On March 11, the World Health Organisation (WHO) declared Covid-19 a pandemic after more than 1,000 cases had been confirmed worldwide. By that time, Uganda had not registered any case and for many Ugandans, the virus was a distant threat.
However, on March 21, Uganda registers her first case, a 36-year-old man who had travelled back from Dubai. To date, there are 52 confirmed cases in the country. Naturally, information about the virus has become more frequent and messages of how to prevent Covid-19 are being relayed on various media everyday.
It is, therefore, easy to think that everyone is fully informed about the disease, how it is spread and how it can be prevented, which is not true.
In a story, ‘Dysentery outbreak in Kalangala,’ in the Daily Monitor of April 9, Godfrey Adubi, the Kalangala District health inspector, said the dysentery outbreak is linked to residents abandoning use of pit-latrines for fear of contracting coronavirus.
Adubi says the residents claim they will contract coronavirus if they use the only public pit-latrine in the area, which was used by a positive Covid-19 case. The district confirmed its first case of Covid-19 on March 29.
It is absurd that because of misinformation, the district now has to grapple with a dysentery outbreak. This points to the need to have continuous sensitisation of the masses on coronavirus.

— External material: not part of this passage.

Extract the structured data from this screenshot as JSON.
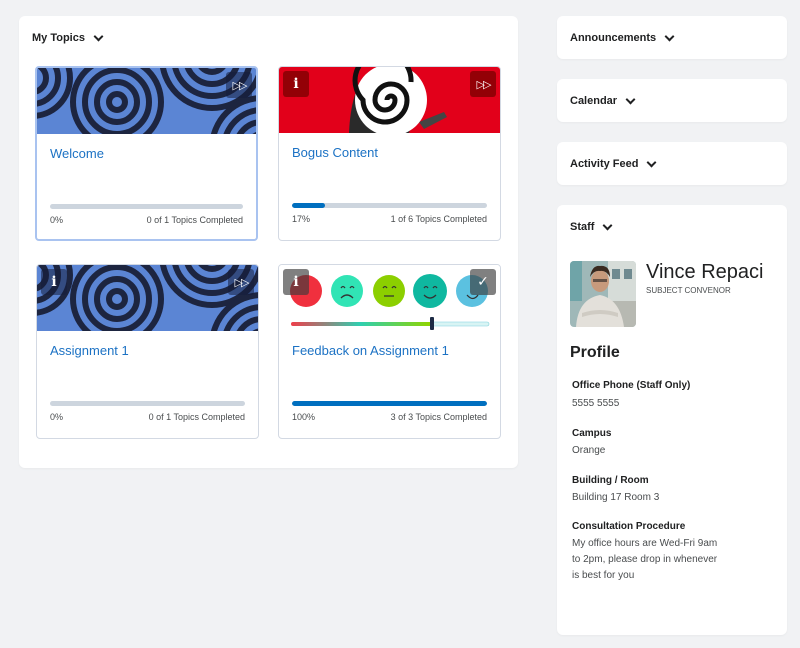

We must not assume that everyone is now fully sensitised about the virus. These messages must also be relayed in local languages as some media are now doing for maximum comprehension.
Apart from disseminating guidelines and orders to the masses, the latter should be made aware that they are key players in the prevention endeavour rather than just recipient of government directives.
Their concerns and questions must be answered to avoid misconceptions and misinformation as is the case with Kalangala. Communication with authorities should be two-way, with forums created to aid it.
This way, myths can be debunked and unscrupulous people claiming to have cures to the pandemic can also be rooted out. Without the masses, including those in rural areas fully engaged and correctly informed about the disease, following the guidelines and keeping the disease at bay, will not be a mean feat. Therefore, let’s not falter on the sensitisation front. To beat Covid-19, we need concerted effort.